### The problem:
Look through the data that follows and copy each line with the string "JSON".

Start of The input

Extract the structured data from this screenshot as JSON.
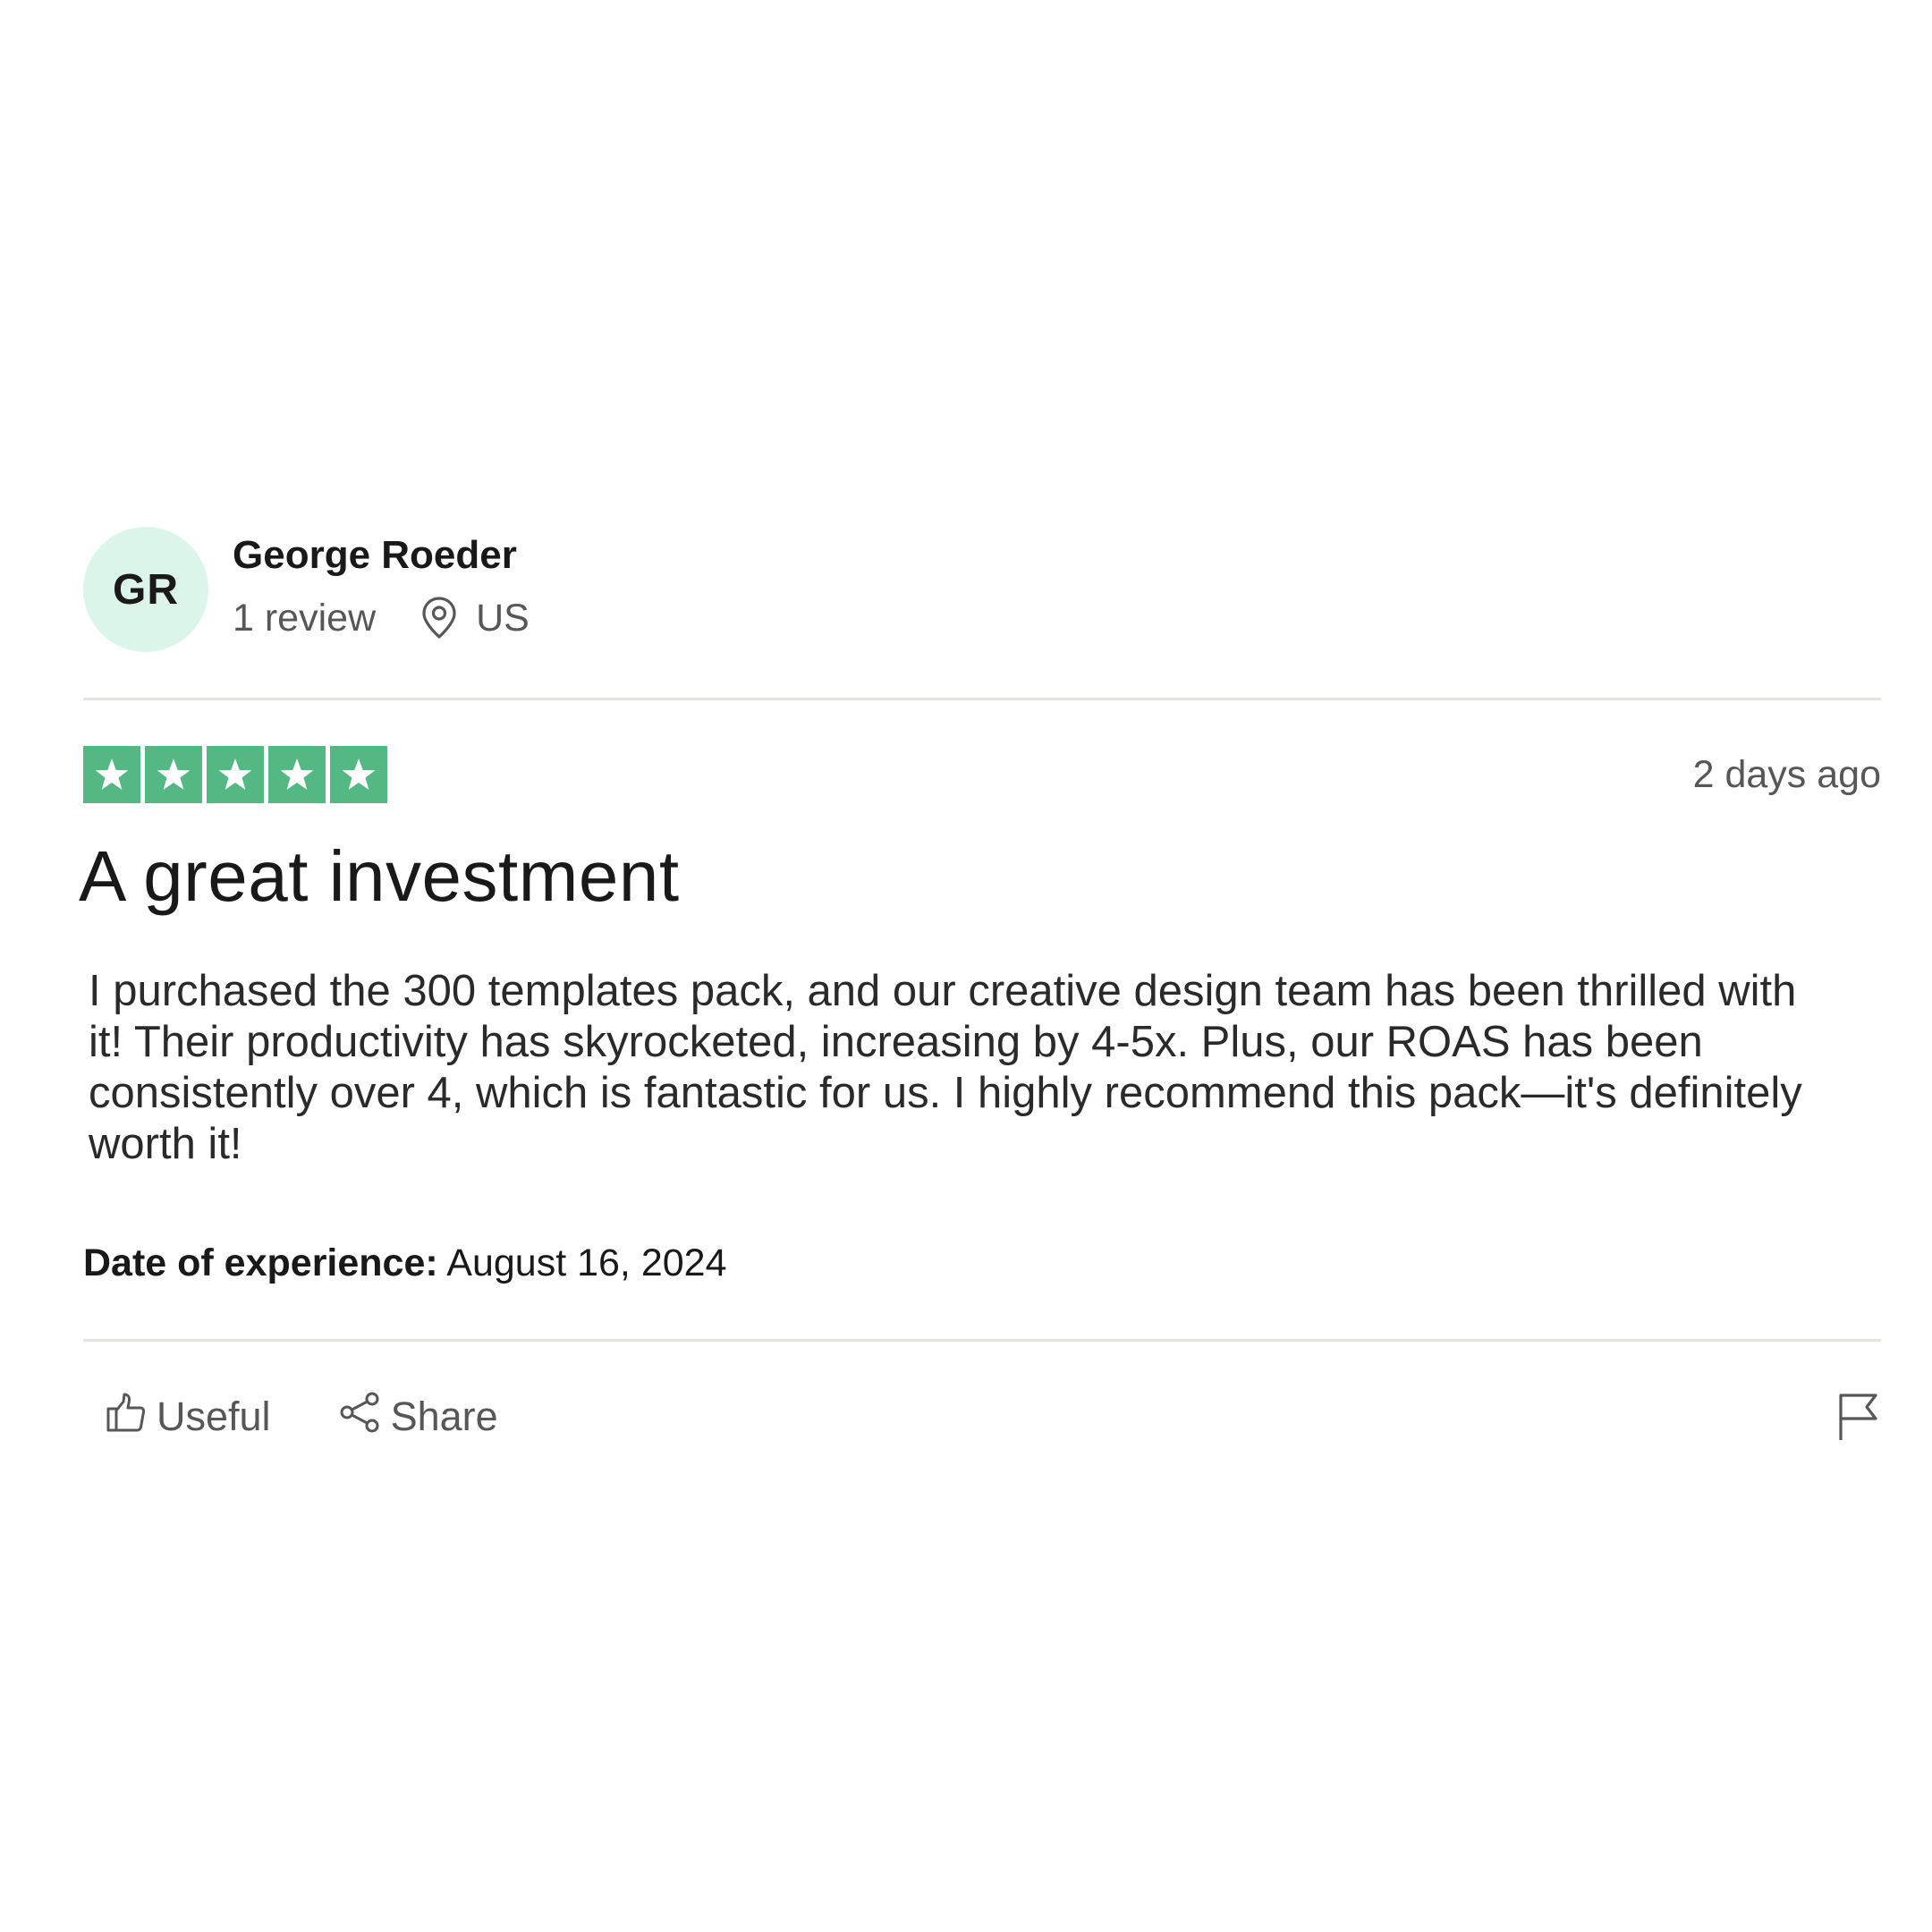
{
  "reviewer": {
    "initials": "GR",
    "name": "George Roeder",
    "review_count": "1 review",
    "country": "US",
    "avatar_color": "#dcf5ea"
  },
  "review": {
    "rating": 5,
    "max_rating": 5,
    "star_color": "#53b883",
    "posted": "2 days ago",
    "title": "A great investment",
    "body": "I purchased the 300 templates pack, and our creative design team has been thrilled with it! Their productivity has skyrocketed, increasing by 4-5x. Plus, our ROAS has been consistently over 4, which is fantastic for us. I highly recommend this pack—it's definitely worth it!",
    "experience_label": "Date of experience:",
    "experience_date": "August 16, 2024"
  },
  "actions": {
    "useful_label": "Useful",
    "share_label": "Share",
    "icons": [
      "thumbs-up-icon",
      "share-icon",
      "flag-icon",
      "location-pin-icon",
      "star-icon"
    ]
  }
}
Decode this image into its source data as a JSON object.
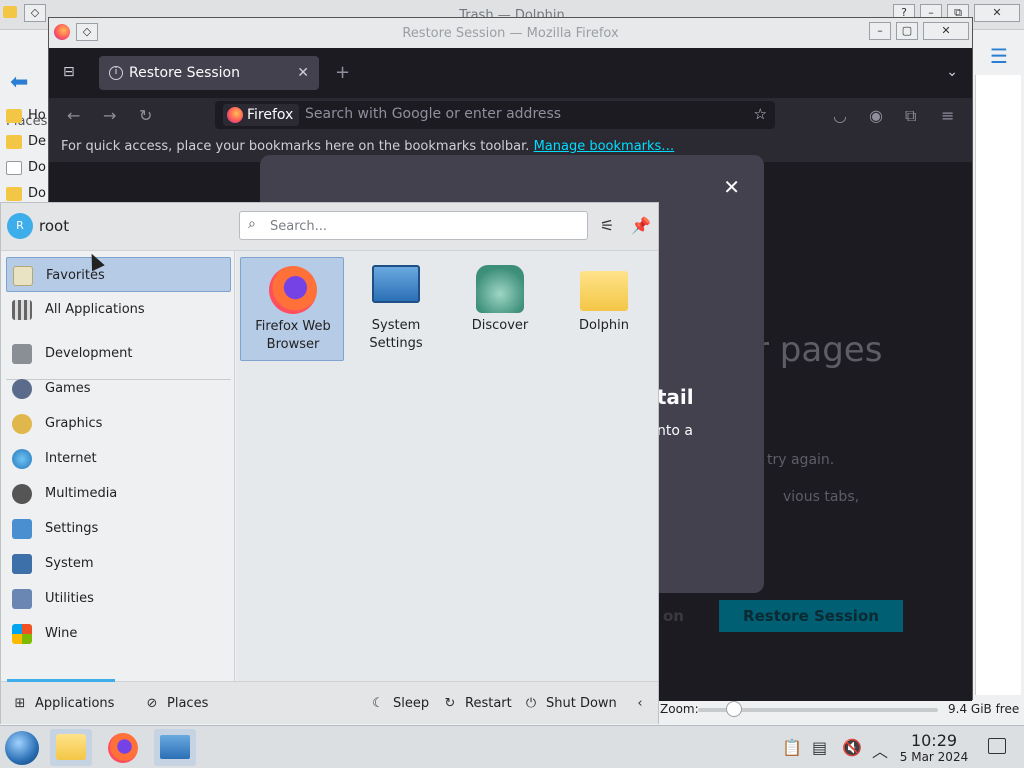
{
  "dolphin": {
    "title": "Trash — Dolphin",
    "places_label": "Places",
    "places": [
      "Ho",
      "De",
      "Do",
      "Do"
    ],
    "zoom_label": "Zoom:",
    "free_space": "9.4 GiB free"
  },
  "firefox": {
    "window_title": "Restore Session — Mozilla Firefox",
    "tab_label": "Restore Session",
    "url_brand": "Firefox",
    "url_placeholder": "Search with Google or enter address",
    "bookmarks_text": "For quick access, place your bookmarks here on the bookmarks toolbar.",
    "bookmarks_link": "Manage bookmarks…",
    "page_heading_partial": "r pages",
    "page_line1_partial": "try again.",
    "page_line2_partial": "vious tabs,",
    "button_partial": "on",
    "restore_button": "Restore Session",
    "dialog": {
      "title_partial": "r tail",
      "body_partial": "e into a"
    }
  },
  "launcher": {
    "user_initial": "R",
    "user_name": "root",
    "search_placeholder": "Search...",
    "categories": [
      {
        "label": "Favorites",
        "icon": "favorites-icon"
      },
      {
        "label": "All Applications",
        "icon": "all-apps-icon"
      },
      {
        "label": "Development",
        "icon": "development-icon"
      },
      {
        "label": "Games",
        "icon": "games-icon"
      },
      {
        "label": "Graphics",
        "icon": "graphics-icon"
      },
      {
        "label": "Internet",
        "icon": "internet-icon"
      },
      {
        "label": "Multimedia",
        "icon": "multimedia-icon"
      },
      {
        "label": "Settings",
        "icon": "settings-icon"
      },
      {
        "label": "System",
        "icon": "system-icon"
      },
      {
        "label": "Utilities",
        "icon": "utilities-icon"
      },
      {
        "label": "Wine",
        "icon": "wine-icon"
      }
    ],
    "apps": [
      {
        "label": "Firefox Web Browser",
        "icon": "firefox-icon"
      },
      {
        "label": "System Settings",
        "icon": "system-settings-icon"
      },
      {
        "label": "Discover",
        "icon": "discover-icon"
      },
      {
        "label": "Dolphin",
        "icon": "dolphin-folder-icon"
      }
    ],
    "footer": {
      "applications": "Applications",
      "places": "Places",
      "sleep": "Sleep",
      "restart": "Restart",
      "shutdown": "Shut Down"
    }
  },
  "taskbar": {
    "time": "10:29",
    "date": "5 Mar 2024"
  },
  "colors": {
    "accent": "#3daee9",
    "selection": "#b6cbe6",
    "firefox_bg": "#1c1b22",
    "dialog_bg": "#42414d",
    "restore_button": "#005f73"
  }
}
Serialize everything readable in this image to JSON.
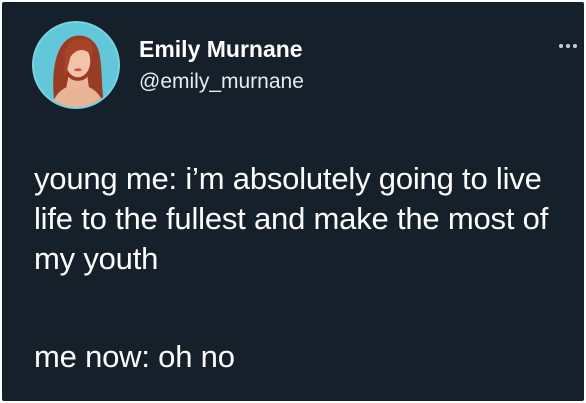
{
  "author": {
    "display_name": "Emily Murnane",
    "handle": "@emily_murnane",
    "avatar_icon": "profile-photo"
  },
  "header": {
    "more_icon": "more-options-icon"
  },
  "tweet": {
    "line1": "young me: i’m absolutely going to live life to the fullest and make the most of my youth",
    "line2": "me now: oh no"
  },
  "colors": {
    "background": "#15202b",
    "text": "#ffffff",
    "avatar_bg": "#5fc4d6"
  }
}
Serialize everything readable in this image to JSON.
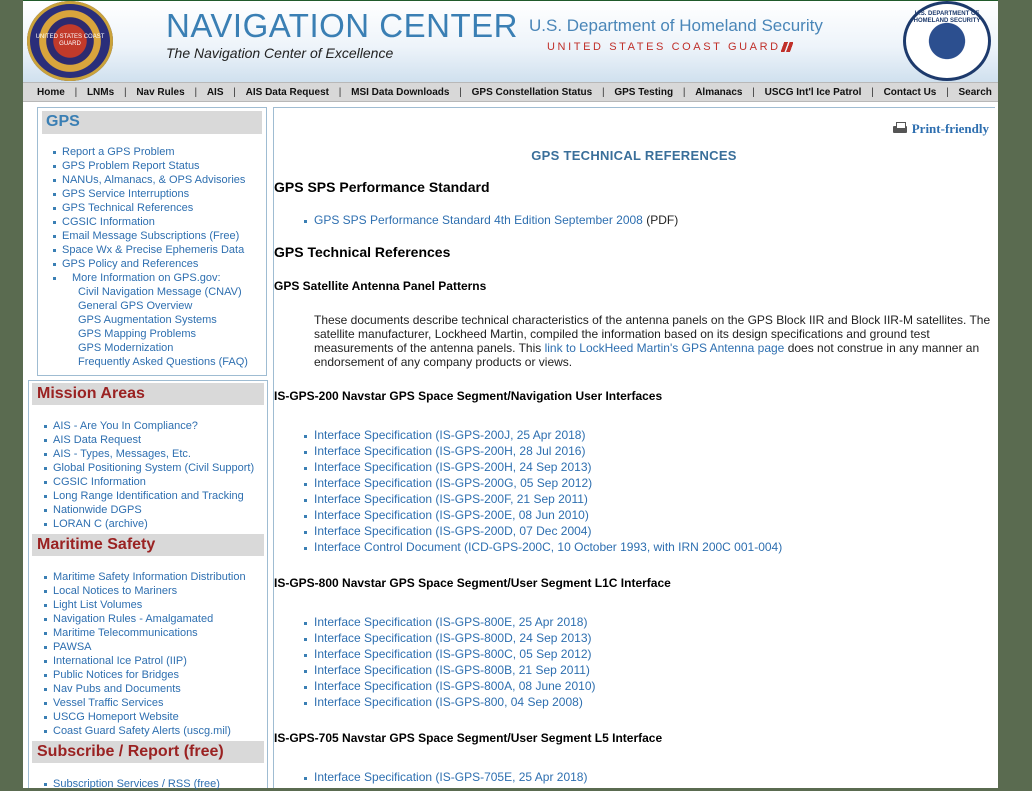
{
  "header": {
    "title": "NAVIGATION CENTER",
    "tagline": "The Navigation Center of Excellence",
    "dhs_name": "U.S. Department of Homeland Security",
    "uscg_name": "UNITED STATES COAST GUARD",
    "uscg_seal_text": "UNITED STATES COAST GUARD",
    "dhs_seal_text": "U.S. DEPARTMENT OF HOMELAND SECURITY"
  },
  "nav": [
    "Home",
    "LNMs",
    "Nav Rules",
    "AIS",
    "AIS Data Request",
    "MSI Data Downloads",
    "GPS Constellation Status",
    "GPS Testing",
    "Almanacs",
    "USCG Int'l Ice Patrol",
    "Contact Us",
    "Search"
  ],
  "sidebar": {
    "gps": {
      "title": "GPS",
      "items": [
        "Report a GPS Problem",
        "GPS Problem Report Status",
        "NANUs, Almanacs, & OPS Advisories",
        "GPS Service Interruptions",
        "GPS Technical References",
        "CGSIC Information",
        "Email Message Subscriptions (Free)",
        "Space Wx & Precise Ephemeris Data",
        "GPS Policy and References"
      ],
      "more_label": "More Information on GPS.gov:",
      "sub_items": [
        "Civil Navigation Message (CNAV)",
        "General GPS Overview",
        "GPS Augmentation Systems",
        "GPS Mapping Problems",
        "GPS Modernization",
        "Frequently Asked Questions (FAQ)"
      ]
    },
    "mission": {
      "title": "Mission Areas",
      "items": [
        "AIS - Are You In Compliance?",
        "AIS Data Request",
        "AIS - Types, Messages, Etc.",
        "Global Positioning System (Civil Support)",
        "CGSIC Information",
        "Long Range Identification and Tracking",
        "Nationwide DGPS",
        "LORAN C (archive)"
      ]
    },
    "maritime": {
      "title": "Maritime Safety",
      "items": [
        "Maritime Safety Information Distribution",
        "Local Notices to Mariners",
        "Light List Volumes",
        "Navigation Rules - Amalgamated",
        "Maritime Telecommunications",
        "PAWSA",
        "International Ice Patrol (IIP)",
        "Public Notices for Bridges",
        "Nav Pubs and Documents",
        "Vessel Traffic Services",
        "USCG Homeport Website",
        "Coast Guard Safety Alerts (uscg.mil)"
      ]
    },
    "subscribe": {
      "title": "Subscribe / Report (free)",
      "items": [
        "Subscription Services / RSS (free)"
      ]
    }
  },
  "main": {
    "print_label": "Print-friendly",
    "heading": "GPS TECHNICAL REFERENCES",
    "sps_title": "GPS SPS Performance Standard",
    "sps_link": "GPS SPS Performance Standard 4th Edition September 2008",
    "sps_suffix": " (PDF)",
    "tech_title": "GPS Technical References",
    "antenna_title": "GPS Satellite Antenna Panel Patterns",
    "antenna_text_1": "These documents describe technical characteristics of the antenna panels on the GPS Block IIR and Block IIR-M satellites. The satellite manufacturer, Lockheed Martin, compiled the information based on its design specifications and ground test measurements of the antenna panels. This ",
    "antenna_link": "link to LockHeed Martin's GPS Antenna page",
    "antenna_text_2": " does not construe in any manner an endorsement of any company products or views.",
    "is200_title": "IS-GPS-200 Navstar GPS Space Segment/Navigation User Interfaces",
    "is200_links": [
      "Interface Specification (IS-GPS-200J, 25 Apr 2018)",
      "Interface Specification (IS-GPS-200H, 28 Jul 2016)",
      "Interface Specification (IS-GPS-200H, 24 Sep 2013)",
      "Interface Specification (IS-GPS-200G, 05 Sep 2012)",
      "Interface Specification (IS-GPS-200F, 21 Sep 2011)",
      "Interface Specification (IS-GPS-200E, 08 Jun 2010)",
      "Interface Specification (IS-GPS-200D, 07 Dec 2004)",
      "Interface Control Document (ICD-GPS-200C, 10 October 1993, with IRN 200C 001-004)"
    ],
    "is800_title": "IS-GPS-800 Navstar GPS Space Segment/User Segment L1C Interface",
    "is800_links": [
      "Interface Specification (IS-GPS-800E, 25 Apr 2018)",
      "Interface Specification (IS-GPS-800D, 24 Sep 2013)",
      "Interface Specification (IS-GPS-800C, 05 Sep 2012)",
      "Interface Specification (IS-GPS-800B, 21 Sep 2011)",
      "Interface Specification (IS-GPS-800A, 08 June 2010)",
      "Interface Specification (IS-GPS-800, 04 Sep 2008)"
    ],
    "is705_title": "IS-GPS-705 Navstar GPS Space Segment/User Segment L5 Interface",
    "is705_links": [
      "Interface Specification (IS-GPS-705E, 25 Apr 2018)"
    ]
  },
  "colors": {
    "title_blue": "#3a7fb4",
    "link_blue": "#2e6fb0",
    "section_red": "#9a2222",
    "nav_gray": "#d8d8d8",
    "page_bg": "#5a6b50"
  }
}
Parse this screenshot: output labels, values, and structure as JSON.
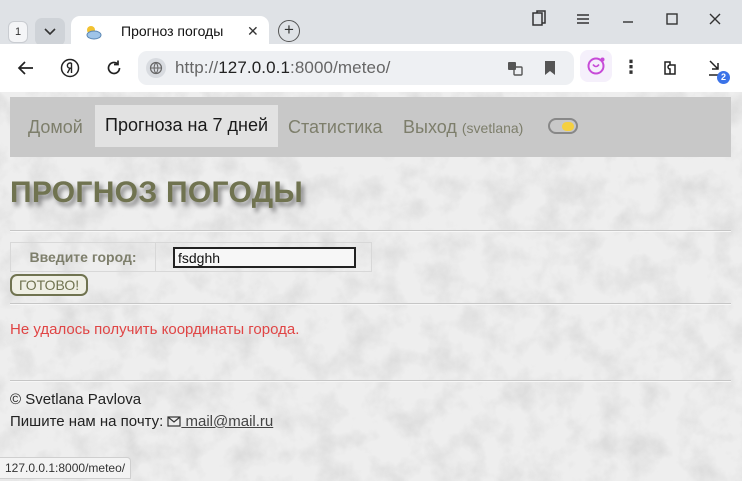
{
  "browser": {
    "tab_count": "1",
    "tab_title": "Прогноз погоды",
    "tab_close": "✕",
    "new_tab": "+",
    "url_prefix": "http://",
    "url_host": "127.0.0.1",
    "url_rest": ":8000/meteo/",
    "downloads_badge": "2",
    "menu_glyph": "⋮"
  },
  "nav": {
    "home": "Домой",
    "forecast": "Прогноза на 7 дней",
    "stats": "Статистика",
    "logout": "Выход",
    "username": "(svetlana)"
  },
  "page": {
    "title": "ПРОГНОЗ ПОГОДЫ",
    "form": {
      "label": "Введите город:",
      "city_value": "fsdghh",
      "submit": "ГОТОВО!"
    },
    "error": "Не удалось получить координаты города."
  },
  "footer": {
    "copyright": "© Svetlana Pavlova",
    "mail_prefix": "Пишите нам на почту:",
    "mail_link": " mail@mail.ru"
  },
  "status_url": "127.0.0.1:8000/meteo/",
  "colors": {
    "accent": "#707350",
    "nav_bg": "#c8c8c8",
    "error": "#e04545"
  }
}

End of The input

### Solution for this problem:
Extract the structured data from this screenshot as JSON.
Decode this image into its source data as a JSON object.
Serialize everything readable in this image to JSON.
Serialize everything readable in this image to JSON.
Parse this screenshot: output labels, values, and structure as JSON.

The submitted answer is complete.